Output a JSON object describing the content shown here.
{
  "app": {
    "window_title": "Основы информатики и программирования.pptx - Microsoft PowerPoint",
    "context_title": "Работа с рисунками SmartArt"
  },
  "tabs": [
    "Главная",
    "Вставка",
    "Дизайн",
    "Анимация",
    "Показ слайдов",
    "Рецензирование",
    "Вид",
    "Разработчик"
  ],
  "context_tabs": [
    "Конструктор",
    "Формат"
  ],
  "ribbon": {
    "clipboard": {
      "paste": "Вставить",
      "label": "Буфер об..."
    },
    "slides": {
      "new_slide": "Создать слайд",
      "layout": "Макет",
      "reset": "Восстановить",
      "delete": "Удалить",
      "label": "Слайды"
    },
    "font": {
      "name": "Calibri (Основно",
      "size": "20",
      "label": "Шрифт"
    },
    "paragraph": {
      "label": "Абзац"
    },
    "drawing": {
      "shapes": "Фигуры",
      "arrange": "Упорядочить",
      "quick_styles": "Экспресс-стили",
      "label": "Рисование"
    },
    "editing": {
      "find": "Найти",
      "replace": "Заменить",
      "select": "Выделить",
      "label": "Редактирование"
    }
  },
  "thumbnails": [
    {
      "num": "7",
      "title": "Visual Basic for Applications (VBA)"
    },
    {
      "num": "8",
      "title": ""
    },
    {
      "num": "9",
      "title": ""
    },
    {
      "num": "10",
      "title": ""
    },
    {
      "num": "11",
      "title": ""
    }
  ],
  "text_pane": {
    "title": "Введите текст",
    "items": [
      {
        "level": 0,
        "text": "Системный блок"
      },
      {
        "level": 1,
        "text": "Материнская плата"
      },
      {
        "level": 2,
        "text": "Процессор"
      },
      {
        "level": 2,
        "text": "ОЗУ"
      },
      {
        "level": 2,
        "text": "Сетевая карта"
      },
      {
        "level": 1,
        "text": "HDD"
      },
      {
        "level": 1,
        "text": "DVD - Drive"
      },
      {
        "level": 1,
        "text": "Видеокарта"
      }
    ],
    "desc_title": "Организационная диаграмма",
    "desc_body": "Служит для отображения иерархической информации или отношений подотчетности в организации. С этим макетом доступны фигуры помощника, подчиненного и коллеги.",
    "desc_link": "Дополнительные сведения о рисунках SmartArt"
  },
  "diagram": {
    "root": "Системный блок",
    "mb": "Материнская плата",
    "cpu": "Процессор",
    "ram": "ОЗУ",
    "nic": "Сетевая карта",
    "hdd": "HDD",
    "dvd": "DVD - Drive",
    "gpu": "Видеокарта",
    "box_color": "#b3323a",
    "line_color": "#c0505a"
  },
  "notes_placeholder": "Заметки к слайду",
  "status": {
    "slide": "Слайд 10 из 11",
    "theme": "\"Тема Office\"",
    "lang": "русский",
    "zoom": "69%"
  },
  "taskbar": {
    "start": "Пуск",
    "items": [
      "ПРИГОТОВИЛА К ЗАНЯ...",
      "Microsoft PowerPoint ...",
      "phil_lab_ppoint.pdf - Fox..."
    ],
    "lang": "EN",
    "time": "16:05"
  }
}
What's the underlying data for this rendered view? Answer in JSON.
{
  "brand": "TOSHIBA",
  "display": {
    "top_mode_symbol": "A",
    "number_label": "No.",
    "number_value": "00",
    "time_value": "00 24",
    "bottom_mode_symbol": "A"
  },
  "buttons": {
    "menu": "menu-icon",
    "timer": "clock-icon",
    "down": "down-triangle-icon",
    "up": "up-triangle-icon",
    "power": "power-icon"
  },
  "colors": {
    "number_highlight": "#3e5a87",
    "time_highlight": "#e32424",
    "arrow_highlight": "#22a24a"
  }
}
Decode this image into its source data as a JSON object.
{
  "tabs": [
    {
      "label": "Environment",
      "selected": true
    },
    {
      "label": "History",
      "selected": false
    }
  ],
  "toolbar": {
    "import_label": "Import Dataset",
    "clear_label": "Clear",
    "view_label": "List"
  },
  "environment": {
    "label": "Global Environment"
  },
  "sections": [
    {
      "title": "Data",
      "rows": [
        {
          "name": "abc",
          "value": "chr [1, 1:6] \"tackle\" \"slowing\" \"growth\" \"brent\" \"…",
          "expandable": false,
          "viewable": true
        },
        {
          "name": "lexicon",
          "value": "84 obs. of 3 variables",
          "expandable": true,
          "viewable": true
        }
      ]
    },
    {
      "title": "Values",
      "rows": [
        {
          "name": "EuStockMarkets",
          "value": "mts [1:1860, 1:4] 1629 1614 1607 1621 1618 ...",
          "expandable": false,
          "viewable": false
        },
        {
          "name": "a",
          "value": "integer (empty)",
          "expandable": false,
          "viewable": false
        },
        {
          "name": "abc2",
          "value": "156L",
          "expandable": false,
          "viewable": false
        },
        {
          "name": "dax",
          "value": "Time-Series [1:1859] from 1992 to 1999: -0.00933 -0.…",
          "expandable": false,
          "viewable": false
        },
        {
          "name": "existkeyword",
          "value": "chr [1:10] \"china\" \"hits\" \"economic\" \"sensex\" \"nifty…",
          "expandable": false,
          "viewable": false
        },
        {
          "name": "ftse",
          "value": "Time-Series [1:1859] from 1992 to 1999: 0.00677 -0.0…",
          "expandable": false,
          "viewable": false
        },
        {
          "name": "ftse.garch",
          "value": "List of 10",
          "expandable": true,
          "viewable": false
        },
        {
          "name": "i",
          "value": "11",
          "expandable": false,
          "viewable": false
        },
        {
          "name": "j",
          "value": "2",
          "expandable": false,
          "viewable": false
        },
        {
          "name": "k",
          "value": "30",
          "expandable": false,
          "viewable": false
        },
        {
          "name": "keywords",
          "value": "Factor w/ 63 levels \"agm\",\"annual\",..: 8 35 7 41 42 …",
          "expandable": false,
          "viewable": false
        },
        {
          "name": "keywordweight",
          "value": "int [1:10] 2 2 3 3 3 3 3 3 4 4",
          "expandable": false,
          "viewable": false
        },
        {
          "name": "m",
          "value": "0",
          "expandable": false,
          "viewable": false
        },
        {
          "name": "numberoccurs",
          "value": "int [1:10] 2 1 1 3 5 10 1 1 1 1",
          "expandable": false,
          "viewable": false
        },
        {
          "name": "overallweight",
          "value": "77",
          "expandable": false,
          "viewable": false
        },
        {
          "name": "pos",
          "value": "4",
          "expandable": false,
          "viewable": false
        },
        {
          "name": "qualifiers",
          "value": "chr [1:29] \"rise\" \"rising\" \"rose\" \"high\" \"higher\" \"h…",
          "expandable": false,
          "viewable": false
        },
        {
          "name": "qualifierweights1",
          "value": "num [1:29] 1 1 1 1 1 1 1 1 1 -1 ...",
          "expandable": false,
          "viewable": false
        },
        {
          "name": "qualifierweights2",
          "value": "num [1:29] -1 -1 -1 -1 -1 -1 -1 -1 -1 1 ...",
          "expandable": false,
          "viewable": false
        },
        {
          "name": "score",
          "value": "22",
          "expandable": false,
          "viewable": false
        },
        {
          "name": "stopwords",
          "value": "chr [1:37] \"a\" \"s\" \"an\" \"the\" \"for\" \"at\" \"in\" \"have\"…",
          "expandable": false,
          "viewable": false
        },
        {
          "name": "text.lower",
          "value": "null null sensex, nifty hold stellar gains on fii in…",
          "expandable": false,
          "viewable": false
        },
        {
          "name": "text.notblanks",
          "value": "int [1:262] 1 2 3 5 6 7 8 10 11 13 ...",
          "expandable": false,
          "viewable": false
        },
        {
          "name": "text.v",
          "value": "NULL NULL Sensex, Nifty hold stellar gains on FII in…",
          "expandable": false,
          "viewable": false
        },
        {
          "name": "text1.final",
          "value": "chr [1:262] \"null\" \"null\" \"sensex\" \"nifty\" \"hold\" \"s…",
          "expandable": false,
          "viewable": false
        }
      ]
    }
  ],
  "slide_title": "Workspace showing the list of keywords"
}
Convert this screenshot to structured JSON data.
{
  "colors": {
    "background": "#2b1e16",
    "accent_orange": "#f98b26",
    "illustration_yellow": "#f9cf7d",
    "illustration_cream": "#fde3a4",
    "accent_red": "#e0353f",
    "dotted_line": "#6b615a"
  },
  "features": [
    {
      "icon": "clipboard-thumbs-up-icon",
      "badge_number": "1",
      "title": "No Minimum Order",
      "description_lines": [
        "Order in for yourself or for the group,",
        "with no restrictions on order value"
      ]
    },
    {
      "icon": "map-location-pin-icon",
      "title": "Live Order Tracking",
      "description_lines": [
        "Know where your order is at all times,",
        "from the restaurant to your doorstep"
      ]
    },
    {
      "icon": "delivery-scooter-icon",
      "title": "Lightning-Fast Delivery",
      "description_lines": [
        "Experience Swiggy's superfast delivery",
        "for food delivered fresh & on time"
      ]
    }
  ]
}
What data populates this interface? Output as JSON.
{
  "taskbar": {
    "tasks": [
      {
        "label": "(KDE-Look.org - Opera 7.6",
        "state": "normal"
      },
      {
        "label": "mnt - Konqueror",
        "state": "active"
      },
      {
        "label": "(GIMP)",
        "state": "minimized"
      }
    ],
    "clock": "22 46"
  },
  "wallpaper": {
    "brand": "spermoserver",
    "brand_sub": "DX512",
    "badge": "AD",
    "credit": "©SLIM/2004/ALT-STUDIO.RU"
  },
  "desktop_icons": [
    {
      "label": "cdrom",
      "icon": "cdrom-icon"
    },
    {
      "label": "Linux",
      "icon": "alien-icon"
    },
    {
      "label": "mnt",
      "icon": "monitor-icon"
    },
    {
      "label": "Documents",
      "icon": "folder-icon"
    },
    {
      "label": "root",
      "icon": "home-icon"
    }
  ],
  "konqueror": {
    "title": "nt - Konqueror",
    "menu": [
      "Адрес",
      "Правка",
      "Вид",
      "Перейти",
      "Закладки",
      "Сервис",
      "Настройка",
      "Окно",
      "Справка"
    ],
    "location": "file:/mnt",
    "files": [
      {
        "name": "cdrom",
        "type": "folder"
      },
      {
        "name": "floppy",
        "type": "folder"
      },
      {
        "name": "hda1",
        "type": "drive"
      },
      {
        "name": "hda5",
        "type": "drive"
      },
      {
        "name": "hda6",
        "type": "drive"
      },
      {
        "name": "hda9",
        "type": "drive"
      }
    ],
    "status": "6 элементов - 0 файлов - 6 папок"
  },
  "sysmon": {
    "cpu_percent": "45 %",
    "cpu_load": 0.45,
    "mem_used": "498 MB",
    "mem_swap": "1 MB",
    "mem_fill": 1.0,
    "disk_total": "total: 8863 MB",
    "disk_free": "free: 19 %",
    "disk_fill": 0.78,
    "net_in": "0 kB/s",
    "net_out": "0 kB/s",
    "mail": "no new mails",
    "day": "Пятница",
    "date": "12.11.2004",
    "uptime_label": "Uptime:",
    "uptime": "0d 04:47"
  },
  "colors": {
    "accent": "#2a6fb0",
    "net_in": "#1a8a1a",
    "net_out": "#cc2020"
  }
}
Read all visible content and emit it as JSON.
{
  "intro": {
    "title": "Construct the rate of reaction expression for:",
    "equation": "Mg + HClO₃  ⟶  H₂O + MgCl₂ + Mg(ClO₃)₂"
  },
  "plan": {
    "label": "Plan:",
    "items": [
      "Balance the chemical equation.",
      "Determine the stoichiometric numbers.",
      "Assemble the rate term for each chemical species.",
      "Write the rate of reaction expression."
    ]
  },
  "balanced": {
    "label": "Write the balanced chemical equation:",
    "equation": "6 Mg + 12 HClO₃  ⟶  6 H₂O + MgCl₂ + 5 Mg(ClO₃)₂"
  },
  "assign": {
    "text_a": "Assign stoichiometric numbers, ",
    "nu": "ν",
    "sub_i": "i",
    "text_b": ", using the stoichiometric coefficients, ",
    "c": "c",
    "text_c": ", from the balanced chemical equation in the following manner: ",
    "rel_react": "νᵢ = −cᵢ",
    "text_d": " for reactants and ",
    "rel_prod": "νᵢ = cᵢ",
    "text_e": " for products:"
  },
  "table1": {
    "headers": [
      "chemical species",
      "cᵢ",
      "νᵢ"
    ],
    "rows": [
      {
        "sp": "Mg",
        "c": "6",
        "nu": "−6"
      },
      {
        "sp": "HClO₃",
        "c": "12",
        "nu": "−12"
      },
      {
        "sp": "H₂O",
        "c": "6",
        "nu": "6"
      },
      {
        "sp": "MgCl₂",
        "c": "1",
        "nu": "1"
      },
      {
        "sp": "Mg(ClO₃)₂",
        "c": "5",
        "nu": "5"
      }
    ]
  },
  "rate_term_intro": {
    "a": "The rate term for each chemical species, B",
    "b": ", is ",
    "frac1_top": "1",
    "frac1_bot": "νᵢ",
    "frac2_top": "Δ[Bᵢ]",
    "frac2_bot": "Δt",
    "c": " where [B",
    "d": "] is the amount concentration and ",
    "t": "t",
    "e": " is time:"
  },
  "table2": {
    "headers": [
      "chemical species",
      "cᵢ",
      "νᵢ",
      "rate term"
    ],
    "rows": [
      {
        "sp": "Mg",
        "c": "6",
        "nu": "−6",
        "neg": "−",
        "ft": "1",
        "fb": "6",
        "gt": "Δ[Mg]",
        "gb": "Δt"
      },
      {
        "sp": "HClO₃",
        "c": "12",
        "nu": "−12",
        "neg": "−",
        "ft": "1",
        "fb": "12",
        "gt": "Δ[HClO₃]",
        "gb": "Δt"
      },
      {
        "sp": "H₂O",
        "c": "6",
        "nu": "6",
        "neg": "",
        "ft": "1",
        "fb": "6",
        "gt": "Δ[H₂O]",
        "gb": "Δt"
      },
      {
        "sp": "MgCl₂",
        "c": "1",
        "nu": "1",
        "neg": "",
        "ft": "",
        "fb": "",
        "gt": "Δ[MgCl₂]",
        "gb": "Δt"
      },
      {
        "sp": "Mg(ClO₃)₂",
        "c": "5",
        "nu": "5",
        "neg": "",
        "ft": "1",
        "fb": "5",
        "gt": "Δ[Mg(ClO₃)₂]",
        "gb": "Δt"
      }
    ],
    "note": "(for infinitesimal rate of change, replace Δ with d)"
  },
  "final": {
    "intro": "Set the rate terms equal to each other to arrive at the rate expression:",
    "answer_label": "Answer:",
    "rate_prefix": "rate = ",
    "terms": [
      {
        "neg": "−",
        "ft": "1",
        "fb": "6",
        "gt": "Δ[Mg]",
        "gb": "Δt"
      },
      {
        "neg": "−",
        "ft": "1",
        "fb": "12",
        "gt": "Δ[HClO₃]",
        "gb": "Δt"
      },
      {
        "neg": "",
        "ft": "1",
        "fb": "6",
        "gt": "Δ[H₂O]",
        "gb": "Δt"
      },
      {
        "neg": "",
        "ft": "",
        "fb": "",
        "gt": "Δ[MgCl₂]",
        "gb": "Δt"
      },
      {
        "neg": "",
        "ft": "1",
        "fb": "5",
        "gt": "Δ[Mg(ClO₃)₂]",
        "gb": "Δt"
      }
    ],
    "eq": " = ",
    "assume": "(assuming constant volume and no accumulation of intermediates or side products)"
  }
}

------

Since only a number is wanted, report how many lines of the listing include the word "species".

RESPONSE — 4